[Opening DATASET section]
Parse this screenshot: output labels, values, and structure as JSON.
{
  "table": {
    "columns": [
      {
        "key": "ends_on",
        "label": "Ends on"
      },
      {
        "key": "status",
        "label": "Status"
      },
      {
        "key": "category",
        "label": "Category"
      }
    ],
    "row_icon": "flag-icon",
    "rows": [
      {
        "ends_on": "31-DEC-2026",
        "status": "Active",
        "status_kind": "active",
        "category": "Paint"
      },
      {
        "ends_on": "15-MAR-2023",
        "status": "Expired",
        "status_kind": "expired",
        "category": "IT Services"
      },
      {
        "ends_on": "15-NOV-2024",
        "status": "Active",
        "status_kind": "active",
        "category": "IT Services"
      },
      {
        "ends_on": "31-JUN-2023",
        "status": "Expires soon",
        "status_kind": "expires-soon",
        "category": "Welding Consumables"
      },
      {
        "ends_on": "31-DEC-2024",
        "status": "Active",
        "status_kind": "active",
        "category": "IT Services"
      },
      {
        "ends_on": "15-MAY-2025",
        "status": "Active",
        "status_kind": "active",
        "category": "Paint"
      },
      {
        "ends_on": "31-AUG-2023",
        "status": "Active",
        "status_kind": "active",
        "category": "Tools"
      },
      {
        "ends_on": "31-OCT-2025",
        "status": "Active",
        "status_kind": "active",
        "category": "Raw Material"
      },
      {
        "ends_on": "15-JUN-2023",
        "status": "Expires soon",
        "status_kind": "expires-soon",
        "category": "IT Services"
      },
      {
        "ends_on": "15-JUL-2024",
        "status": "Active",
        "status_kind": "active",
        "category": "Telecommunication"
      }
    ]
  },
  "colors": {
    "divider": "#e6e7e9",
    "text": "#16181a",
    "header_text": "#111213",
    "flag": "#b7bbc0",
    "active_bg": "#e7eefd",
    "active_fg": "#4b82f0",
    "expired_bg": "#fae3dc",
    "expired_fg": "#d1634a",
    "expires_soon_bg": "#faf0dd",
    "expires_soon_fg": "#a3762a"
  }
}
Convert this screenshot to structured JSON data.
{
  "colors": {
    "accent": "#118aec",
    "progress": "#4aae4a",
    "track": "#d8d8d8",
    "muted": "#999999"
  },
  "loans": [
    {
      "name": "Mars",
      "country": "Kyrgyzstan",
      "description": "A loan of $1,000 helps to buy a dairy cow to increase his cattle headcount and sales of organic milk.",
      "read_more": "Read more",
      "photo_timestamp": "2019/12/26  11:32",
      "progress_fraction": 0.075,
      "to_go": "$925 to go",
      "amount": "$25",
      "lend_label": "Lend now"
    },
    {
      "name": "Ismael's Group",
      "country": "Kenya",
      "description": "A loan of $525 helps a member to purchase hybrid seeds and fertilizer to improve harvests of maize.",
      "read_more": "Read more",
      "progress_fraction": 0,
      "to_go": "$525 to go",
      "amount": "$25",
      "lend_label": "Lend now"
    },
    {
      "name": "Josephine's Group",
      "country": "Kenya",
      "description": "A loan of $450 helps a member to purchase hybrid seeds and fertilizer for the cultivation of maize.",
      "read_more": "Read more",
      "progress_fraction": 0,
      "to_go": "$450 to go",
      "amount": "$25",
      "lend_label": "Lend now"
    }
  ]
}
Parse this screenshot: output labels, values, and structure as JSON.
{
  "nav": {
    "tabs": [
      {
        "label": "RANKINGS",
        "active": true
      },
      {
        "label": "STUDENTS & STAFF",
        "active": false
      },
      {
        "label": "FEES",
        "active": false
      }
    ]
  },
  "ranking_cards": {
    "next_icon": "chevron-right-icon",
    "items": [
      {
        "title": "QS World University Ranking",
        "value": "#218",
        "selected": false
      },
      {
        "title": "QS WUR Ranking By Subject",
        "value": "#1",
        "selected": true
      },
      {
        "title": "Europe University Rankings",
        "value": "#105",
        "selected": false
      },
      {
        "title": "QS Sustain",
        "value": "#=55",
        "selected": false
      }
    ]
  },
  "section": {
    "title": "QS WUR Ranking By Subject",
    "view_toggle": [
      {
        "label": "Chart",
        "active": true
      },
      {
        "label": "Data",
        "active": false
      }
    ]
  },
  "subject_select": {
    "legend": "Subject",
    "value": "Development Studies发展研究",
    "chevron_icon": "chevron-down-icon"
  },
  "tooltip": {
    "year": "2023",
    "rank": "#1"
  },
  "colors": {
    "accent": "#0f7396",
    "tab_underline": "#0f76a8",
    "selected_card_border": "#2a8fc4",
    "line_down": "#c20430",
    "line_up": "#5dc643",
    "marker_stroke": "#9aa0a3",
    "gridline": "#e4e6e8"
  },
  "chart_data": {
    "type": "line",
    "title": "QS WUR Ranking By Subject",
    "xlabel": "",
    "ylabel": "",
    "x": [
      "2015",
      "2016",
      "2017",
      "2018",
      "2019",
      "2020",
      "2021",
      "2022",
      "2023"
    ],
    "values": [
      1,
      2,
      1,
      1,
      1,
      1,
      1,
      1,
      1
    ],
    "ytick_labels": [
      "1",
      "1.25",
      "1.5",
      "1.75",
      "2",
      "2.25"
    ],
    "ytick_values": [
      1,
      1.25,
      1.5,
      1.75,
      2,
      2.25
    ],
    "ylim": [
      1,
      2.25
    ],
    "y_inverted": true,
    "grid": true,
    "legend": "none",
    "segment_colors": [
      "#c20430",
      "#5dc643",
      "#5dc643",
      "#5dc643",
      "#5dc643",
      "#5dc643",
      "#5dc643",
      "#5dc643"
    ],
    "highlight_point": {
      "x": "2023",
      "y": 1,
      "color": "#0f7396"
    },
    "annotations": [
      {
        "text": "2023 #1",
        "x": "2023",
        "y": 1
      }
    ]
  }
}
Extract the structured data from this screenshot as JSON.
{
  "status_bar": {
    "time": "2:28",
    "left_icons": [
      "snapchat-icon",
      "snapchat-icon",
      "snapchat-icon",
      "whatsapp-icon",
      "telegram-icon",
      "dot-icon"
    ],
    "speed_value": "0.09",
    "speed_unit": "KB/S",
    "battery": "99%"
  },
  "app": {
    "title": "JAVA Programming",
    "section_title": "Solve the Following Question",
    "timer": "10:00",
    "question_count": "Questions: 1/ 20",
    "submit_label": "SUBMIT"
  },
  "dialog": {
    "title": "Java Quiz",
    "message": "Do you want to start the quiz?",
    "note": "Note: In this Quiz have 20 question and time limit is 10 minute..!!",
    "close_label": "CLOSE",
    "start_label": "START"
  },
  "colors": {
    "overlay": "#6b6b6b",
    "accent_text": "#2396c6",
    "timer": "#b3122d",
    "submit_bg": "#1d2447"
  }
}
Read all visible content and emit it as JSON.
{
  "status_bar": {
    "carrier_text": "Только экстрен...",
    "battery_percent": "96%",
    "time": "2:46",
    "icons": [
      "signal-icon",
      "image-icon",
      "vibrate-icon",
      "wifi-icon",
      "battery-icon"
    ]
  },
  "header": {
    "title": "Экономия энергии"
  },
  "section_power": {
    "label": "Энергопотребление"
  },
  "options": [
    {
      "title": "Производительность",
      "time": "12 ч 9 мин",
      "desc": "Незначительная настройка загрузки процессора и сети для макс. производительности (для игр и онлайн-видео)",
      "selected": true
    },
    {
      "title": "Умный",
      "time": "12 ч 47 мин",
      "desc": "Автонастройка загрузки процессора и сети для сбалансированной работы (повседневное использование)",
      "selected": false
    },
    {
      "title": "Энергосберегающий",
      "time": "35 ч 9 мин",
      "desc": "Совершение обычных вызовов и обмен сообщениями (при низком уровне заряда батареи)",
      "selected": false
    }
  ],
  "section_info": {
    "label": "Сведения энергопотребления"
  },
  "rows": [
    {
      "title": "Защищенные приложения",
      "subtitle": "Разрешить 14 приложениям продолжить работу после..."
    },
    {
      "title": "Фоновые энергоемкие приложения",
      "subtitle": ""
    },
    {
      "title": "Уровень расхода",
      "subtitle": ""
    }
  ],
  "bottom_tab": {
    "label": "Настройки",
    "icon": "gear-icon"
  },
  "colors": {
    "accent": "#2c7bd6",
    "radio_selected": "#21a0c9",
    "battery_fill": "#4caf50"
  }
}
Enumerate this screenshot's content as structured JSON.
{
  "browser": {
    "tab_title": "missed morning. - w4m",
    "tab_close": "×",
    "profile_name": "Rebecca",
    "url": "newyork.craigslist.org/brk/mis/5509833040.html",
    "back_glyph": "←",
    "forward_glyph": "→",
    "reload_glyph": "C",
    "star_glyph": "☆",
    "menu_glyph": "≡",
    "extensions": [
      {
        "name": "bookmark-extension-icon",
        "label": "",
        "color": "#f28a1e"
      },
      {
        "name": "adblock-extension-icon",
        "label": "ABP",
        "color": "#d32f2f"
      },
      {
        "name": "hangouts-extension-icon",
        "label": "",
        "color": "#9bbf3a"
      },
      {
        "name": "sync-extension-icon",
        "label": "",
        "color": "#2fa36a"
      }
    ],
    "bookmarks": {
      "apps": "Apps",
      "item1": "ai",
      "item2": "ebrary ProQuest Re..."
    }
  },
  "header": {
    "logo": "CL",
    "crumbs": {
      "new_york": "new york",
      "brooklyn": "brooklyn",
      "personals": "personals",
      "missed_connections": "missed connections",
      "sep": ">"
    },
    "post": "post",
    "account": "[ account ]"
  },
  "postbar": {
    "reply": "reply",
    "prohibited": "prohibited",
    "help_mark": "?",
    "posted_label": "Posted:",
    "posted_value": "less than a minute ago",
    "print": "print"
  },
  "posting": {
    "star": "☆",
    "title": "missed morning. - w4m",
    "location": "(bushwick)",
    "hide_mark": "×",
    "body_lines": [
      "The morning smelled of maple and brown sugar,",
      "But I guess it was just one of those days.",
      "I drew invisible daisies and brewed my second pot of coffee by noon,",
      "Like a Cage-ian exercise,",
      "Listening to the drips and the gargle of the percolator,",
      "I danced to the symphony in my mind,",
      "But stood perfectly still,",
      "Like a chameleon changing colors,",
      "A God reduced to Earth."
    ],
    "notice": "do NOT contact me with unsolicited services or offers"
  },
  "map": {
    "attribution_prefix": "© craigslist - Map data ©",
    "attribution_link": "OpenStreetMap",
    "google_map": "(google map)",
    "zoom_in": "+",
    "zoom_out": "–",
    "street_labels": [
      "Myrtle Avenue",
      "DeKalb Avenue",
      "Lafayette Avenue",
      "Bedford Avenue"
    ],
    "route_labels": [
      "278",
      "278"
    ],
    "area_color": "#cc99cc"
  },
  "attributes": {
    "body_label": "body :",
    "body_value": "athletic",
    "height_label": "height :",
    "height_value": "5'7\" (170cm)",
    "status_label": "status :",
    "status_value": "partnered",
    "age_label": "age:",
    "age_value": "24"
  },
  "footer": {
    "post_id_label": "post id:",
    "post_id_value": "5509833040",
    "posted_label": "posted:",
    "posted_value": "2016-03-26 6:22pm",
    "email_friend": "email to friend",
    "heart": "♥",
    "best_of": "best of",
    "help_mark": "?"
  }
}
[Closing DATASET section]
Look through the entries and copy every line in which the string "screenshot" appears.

Parse this screenshot: output labels, values, and structure as JSON.
Convert this screenshot to structured JSON data.
Parse this screenshot: output labels, values, and structure as JSON.
Extract the structured data from this screenshot as JSON.
Enumerate this screenshot's content as structured JSON.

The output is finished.